Nintendo Co. Ltd. posted a 61-per-cent drop in quarterly operating profit on Thursday and forecast a ¥45-billion ($580-million U.S.) operating loss for the year to March, far worse than market expectations, hit by weak sales and the strong yen.
The full-year operating loss will be the first since the company started announcing earnings in their current form in 1981. The company blamed yen strength and weaker-than-expected sales.
The creator of the Super Mario franchise dominated the video games industry for years with its DS handheld players and Wii home consoles, but is now struggling to keep up with more versatile gadgets like Apple’s smartphones and tablets.

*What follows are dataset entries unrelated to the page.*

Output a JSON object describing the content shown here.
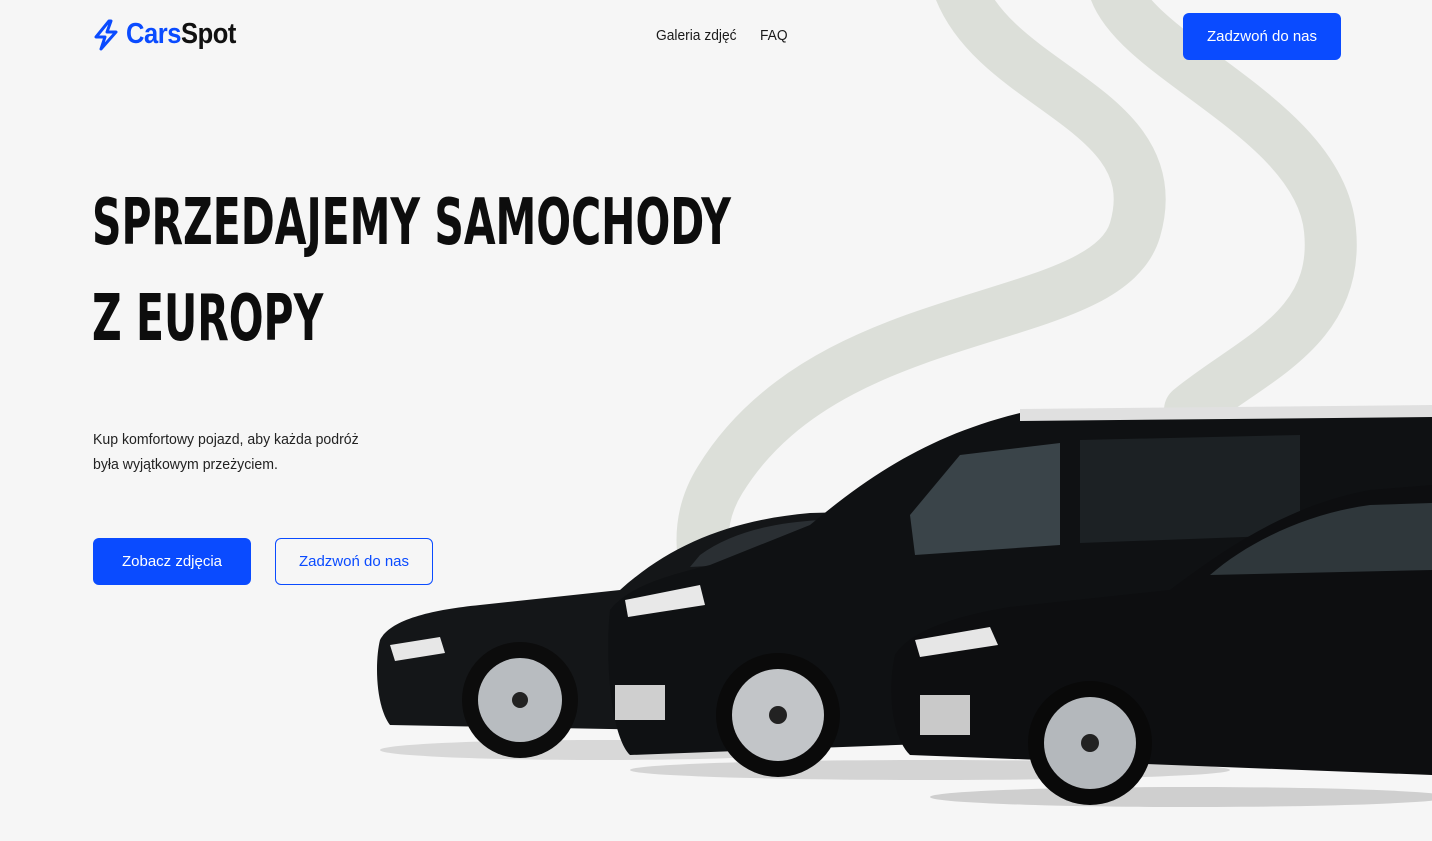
{
  "header": {
    "logo_part1": "Cars",
    "logo_part2": "Spot",
    "nav": [
      {
        "label": "Galeria zdjęć"
      },
      {
        "label": "FAQ"
      }
    ],
    "cta_label": "Zadzwoń do nas"
  },
  "hero": {
    "title_line1": "SPRZEDAJEMY SAMOCHODY",
    "title_line2": "Z EUROPY",
    "description_line1": "Kup komfortowy pojazd, aby każda podróż",
    "description_line2": "była wyjątkowym przeżyciem.",
    "primary_button": "Zobacz zdjęcia",
    "secondary_button": "Zadzwoń do nas"
  },
  "colors": {
    "accent": "#0a4bff",
    "background": "#f6f6f6",
    "swoosh": "#dcdfd9",
    "text": "#0d0d0d"
  },
  "icons": {
    "logo_icon": "lightning-bolt-icon"
  }
}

It cut its annual forecast for its aging Wii console to 10 million devices from 12 million, and for the 3DS handheld games device to 14 million from 16 million.
“We had higher expectations for the year-end season, but failed to meet them,” president Satoru Iwata told reporters in Osaka.

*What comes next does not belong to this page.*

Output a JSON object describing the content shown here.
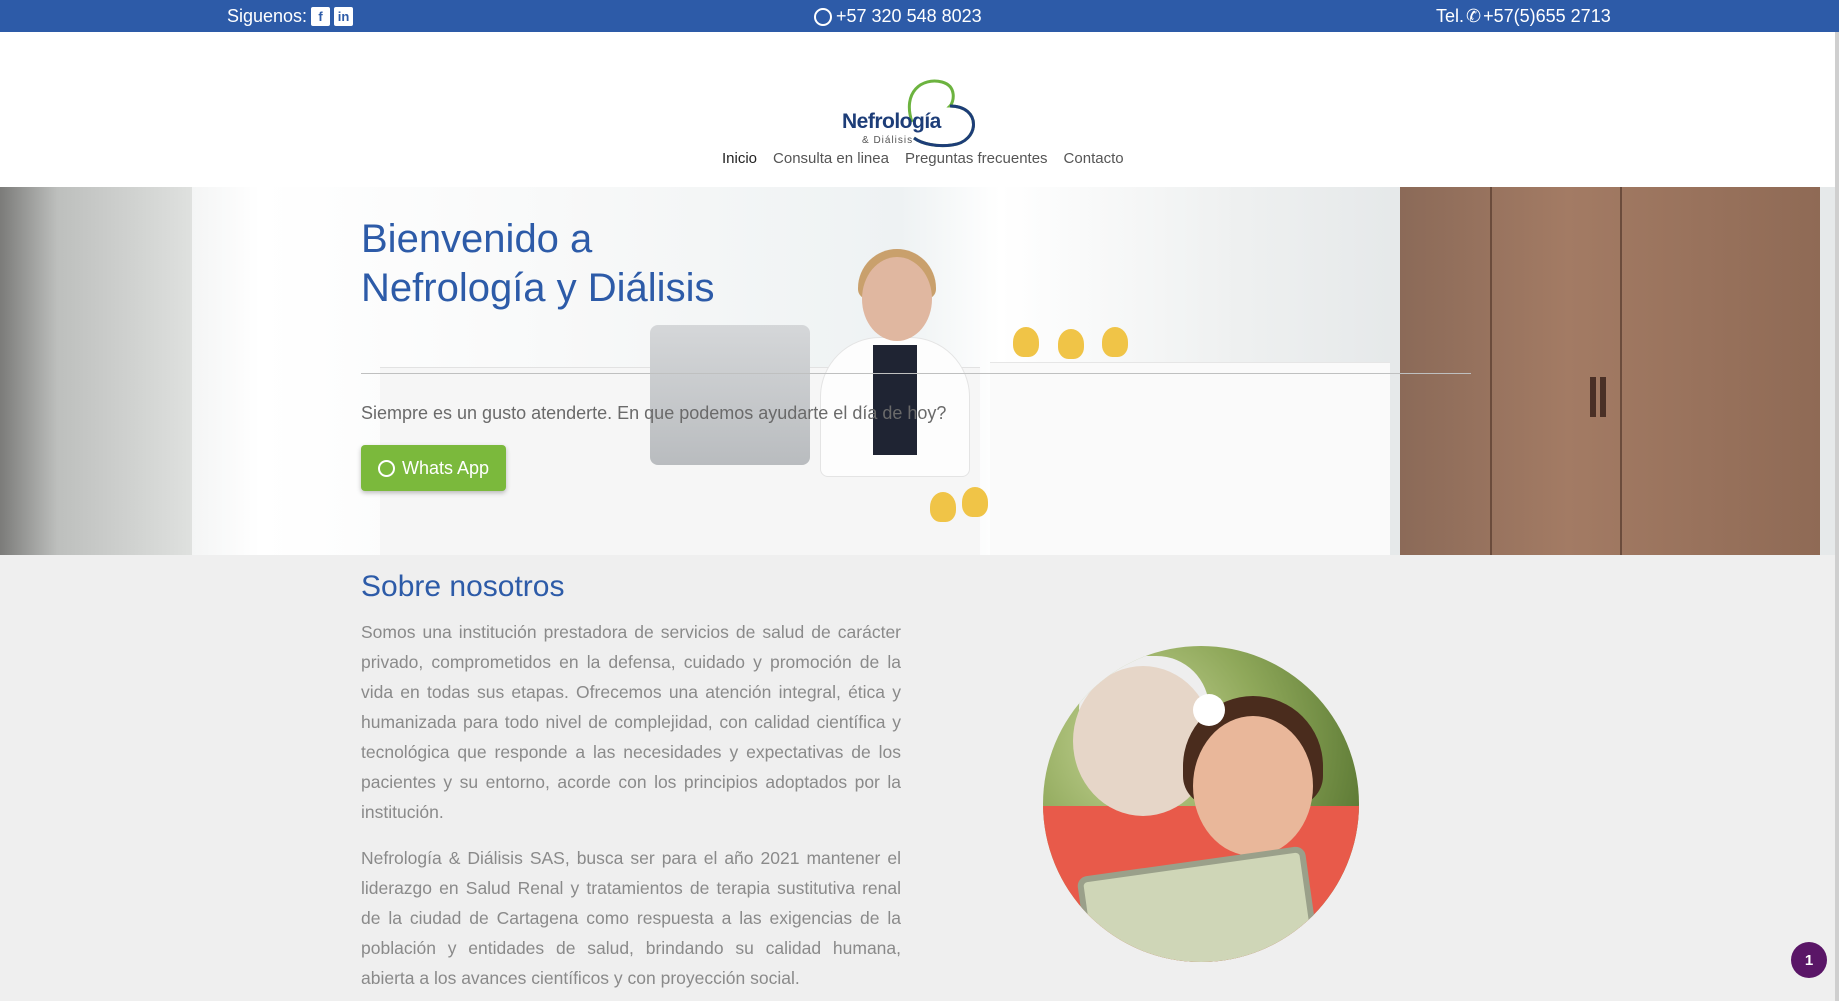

Poor sales forced Nintendo to slash the price of its much-anticipated 3DS handheld games device in August, only six months after its launch.
The move halted its record of making profits on games hardware as well as software, a business model that took operating income to a high of ¥555-billion in 2008/09.
Nintendo also faces harsher competition in the home console market from Sony Corp.’s Move and Microsoft Corp’s Kinect.
Profit slumped to ¥40.9-billion for the traditionally strong October-December period, compared with a consensus estimate of a ¥52-billion profit, based on a survey of three analysts by Thomson Reuters I/B/E/S.
Shares in Nintendo have halved to below ¥11,000 since the beginning of the financial year in April, hit by the 3DS flop and market disappointment with the Wii U next-generation home console, unveiled at the E3 games show in June and set to go on sale in the second half of this year. At their peak, in late 2007, the shares traded at ¥73,200.
Last week, its shares fell to ¥10,020 yen, their lowest since April 2004, before either the DS or Wii were launched.